Your job is to retype the records exactly while dropping every picture.

[MATERIAL SUPPLIED — start]

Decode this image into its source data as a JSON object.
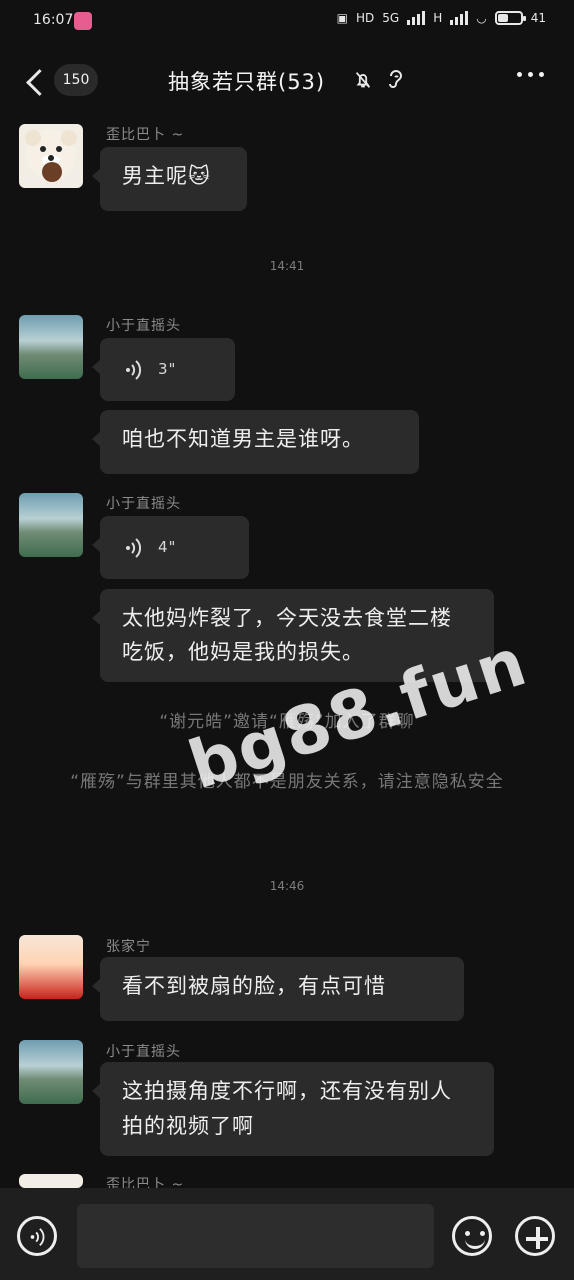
{
  "status": {
    "time": "16:07",
    "network_hd": "HD",
    "network_5g": "5G",
    "network_h": "H",
    "battery": "41",
    "battery_level": 0.41
  },
  "topbar": {
    "unread_count": "150",
    "title": "抽象若只群(53)"
  },
  "messages": [
    {
      "sender": "歪比巴卜 ~",
      "type": "text",
      "text": "男主呢🐱"
    },
    {
      "time": "14:41"
    },
    {
      "sender": "小于直摇头",
      "type": "voice",
      "duration": "3\""
    },
    {
      "type": "text",
      "text": "咱也不知道男主是谁呀。"
    },
    {
      "sender": "小于直摇头",
      "type": "voice",
      "duration": "4\""
    },
    {
      "type": "text",
      "text": "太他妈炸裂了，今天没去食堂二楼吃饭，他妈是我的损失。"
    },
    {
      "system": "“谢元皓”邀请“雁殇”加入了群聊"
    },
    {
      "system": "“雁殇”与群里其他人都不是朋友关系，请注意隐私安全"
    },
    {
      "time": "14:46"
    },
    {
      "sender": "张家宁",
      "type": "text",
      "text": "看不到被扇的脸，有点可惜"
    },
    {
      "sender": "小于直摇头",
      "type": "text",
      "text": "这拍摄角度不行啊，还有没有别人拍的视频了啊"
    },
    {
      "sender": "歪比巴卜 ~"
    }
  ],
  "watermark": "bg88.fun",
  "icons": {
    "back": "back-arrow-icon",
    "mute": "bell-slash-icon",
    "ear": "ear-icon",
    "more": "more-icon",
    "voice": "voice-icon",
    "emoji": "emoji-icon",
    "plus": "plus-icon"
  },
  "colors": {
    "background": "#111111",
    "bubble": "#2b2b2b",
    "system_highlight": "#8aa1b6"
  }
}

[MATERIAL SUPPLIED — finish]

### SOLUTION FOR THIS EXERCISE
Decode this image into its source data as a JSON object.
{
  "status": {
    "time": "16:07",
    "network_hd": "HD",
    "network_5g": "5G",
    "network_h": "H",
    "battery": "41",
    "battery_level": 0.41
  },
  "topbar": {
    "unread_count": "150",
    "title": "抽象若只群(53)"
  },
  "messages": [
    {
      "sender": "歪比巴卜 ~",
      "type": "text",
      "text": "男主呢🐱"
    },
    {
      "time": "14:41"
    },
    {
      "sender": "小于直摇头",
      "type": "voice",
      "duration": "3\""
    },
    {
      "type": "text",
      "text": "咱也不知道男主是谁呀。"
    },
    {
      "sender": "小于直摇头",
      "type": "voice",
      "duration": "4\""
    },
    {
      "type": "text",
      "text": "太他妈炸裂了，今天没去食堂二楼吃饭，他妈是我的损失。"
    },
    {
      "system": "“谢元皓”邀请“雁殇”加入了群聊"
    },
    {
      "system": "“雁殇”与群里其他人都不是朋友关系，请注意隐私安全"
    },
    {
      "time": "14:46"
    },
    {
      "sender": "张家宁",
      "type": "text",
      "text": "看不到被扇的脸，有点可惜"
    },
    {
      "sender": "小于直摇头",
      "type": "text",
      "text": "这拍摄角度不行啊，还有没有别人拍的视频了啊"
    },
    {
      "sender": "歪比巴卜 ~"
    }
  ],
  "watermark": "bg88.fun",
  "icons": {
    "back": "back-arrow-icon",
    "mute": "bell-slash-icon",
    "ear": "ear-icon",
    "more": "more-icon",
    "voice": "voice-icon",
    "emoji": "emoji-icon",
    "plus": "plus-icon"
  },
  "colors": {
    "background": "#111111",
    "bubble": "#2b2b2b",
    "system_highlight": "#8aa1b6"
  }
}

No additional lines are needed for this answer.